> using "she" sometimes and "he" others (most often "she"),
> and have been asked to change all of them to "they."
> It goes against the grain for me to use a plural pronoun that
> has a singular antecedent.
> I could rewrite so that there are no singular antecedents, but
> in some cases this may be clumsy.
> How do those of you who are "gender aware/sensitive" handle
As it happens. . .
I've written a little advisory monograph on the topic, a sort of
update/boildown of Miller & Swift's _Handbook_of_Non-Sexist_Writing_
[written in 1980, a little out-of-date, but still useful when you run
out of ideas]. You can find Miller & Swift at the nearest college
bookstore. You can find my article at
I offer several strategies for recasting the same sentence, depending on
context. The last section should allay any fears about plural pronouns
with singular antecedents. The advice therein may be "old hat" to
you[all], but the orig. intended audience is not TWs per se, but people

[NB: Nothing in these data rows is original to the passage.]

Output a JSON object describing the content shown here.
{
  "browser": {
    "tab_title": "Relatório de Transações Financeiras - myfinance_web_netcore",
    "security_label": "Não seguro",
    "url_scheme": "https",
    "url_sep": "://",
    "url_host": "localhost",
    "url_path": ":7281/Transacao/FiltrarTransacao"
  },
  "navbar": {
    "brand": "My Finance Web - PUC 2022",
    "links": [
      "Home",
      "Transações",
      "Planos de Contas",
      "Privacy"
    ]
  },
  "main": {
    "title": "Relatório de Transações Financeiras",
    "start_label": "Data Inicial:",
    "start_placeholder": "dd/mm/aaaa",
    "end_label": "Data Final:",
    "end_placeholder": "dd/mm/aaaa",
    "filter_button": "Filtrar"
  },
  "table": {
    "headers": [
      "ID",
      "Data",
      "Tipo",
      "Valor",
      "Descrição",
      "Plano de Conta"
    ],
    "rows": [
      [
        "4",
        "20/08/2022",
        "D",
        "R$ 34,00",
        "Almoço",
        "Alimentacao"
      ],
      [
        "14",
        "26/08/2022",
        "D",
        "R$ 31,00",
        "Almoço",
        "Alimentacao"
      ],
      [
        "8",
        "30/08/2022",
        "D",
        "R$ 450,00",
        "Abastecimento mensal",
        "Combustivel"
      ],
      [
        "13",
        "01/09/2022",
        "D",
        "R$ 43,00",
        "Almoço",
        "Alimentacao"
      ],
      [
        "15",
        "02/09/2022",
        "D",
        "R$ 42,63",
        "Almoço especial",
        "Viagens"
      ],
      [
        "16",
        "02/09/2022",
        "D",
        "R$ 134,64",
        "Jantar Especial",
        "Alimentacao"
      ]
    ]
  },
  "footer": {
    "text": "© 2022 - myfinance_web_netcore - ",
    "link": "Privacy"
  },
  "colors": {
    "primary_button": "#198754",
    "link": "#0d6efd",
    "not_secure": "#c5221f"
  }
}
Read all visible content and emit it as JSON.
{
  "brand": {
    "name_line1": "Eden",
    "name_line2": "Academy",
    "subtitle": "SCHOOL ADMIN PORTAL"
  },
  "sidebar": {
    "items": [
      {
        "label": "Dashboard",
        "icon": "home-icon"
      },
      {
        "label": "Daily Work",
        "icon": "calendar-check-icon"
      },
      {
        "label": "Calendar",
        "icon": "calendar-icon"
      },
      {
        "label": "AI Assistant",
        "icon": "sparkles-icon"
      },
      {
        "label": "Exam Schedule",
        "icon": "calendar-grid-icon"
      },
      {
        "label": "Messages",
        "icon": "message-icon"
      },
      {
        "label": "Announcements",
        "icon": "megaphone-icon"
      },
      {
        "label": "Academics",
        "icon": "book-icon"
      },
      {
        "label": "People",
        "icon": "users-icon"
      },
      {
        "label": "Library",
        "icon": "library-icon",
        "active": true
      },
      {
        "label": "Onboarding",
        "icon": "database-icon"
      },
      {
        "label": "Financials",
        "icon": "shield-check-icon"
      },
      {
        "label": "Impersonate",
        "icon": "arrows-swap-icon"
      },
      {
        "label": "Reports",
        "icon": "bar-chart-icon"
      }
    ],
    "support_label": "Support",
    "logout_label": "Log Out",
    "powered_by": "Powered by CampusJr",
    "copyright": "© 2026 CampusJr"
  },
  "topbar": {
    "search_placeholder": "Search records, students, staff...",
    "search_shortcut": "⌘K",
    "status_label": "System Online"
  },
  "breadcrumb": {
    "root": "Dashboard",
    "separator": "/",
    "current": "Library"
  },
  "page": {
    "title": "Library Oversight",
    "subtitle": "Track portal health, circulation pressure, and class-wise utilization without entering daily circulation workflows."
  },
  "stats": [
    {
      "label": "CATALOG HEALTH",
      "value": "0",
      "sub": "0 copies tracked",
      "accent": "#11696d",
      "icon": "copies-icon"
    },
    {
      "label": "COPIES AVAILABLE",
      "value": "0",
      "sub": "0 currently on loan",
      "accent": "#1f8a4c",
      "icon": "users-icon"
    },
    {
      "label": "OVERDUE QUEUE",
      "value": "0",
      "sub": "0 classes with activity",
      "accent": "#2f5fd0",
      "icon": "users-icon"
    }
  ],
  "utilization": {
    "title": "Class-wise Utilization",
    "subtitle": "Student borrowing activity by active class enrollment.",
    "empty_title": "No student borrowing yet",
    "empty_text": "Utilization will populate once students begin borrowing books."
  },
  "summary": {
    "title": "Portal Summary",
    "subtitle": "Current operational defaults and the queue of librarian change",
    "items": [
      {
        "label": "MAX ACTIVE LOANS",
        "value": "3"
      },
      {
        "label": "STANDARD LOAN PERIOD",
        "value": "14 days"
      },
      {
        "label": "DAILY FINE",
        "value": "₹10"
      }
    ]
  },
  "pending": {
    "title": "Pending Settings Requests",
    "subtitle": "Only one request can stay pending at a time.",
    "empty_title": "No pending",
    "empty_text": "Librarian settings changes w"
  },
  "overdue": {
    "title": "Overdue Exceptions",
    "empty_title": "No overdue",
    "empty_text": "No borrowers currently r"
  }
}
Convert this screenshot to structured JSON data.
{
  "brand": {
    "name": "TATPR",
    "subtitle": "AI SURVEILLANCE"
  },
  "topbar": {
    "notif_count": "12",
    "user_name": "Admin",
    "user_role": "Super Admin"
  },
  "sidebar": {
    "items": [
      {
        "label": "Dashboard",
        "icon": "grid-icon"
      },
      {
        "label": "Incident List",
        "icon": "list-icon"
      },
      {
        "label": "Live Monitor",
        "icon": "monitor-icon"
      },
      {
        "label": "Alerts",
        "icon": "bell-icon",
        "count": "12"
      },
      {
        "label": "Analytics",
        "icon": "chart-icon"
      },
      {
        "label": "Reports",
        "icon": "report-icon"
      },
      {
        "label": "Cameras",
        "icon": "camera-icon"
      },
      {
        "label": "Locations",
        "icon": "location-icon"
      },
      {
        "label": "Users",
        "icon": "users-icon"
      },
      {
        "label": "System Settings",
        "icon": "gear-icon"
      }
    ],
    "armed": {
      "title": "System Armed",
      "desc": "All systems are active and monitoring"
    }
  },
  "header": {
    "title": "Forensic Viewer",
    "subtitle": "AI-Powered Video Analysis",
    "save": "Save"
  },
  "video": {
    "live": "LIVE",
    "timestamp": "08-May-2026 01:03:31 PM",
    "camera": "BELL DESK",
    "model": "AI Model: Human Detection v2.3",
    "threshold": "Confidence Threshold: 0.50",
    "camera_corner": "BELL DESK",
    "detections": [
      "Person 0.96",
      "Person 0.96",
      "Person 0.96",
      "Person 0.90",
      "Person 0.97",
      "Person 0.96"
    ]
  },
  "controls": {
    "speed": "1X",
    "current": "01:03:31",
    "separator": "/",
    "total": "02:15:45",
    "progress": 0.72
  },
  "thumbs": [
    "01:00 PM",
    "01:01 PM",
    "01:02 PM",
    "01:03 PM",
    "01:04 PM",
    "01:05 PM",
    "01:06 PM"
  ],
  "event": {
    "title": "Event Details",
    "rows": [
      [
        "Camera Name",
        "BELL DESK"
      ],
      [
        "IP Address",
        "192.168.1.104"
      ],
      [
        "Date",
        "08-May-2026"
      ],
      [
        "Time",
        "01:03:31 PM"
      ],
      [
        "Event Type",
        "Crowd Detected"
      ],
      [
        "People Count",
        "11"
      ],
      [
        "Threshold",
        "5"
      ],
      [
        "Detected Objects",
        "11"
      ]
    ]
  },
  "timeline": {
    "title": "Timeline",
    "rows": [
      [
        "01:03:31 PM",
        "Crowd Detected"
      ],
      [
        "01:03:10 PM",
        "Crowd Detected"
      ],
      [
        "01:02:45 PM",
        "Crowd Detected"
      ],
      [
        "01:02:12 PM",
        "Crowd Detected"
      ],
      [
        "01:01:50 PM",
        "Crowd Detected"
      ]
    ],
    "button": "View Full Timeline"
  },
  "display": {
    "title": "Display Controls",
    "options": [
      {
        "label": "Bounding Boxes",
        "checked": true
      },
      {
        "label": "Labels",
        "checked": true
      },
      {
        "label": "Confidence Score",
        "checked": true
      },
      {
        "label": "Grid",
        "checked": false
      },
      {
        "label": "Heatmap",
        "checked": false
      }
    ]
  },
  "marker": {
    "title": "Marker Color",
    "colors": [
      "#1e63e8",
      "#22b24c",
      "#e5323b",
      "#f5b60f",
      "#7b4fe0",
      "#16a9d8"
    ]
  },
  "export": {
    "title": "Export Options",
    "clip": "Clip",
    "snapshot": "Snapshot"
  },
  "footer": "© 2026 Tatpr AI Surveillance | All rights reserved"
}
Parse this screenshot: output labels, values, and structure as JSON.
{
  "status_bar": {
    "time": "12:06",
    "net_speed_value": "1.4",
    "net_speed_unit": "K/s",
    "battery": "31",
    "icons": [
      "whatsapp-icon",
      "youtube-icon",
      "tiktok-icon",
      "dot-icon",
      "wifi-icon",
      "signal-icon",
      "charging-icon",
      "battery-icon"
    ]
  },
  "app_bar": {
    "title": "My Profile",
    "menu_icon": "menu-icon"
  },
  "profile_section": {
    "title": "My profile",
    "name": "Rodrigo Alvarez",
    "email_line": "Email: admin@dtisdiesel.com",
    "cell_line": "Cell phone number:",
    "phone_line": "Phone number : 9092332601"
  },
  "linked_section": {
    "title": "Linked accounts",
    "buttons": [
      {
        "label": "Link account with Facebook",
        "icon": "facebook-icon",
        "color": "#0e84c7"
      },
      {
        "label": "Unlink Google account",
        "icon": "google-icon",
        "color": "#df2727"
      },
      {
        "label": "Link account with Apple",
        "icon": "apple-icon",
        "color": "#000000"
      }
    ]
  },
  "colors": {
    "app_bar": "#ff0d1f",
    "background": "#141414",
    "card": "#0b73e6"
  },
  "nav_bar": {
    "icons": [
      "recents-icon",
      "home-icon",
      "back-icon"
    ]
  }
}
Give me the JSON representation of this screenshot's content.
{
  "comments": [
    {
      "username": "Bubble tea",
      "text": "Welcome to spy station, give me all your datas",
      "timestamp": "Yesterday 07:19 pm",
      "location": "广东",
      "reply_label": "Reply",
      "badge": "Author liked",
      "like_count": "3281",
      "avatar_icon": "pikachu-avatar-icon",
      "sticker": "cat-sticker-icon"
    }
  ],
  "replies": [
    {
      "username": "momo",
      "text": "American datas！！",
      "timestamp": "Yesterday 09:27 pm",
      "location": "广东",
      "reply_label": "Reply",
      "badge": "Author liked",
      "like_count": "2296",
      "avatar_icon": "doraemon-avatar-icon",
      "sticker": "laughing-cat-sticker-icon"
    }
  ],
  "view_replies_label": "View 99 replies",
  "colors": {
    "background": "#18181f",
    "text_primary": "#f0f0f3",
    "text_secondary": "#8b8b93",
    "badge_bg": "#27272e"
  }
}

who _hire_ TWs.
In a nutshell, go ahead and use "they." It's not only becoming
increasingly acceptable, there are numerous citations from "quality
authors" in all historical eras from J. Chaucer on. So, help us propel
the [r]evolution. I can't see why a syntactic mismatch for number is
_more_wrong_ than a reality mismatch for the gender of you audience.
Remember, as writers, we address our audience in retail fashion, one
reader at a time. Each one puts themselves <wink> in the context.
BTW, there's also a brief natural history of the "@" sign at